Evan McQuaid Bedford
Evan McQuaid Bedford is a Los Angeles based photographer who predominantly explores the interactions of portraits and still lifes with color and space. His work often employs minimalism both within the subject and the environment. Simplicity pairs with complexity as there is regularly an additional layer of intrigue embedded in the subject that leads the viewer to question the narrative.
Bedford first traveled to Cuba in 2007 and quickly found himself pulled in many directions by the complexities and contrasts of a country fighting for its survival. At times frustrating to witness a population in such hardship, he was always brought back to the realization that its people would forever endure because of their determined spirit and perseverance. An intrinsically complicated country, it took Bedford weeks to even process and garner a solid first impression. He made a promise to himself to return one day to elaborate on his impressions through the medium of photography.
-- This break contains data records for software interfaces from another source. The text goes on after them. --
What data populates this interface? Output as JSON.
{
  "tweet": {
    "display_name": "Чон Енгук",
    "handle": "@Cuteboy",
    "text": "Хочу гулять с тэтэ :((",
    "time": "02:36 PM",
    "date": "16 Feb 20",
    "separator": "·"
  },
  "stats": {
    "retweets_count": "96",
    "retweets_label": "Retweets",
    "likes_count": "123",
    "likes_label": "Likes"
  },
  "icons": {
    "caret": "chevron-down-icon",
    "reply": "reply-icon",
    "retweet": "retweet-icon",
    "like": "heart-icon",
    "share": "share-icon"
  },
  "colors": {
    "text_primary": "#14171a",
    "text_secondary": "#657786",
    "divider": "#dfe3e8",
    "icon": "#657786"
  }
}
This body of work marks his return to Cuba in 2015. The country was on the verge of immense change and Bedford found himself right in the optimal spot between old and new. Over the course of two trips and six weeks he was able to capture his own interpretations of a country and its people on the brink of a historical transition. Embedding himself in the Centro Habana area outside of the main tourist spots, Bedford established relationships with mostly working class locals and explored their community identity within the greater context of the country as a whole.
The photographs made in these trips display a rare look at Cuba at a time just before it took great steps to open up. Bedford was there as The United States and Cuba officially restored full diplomatic relations and opened up the American Embassy for the first time since 1961. He was also there as Cuba introduced 35 public WIFI hotspots across the country where for the first time many Cubans could go online. And the first commercial flights from The United States began service not long after Bedford's last trip to Cuba.
This exhibition offers an intimate view into Cuba at a critical moment in time not just for the subjects but also the viewers. It provides a window into a society and asks us to question what our relationship will be from here on out. This dialogue is just one step in the course of a rapidly changing Cuba. With change comes both gains and losses and these photos aim to preserve some aspect of what may be lost to time and development.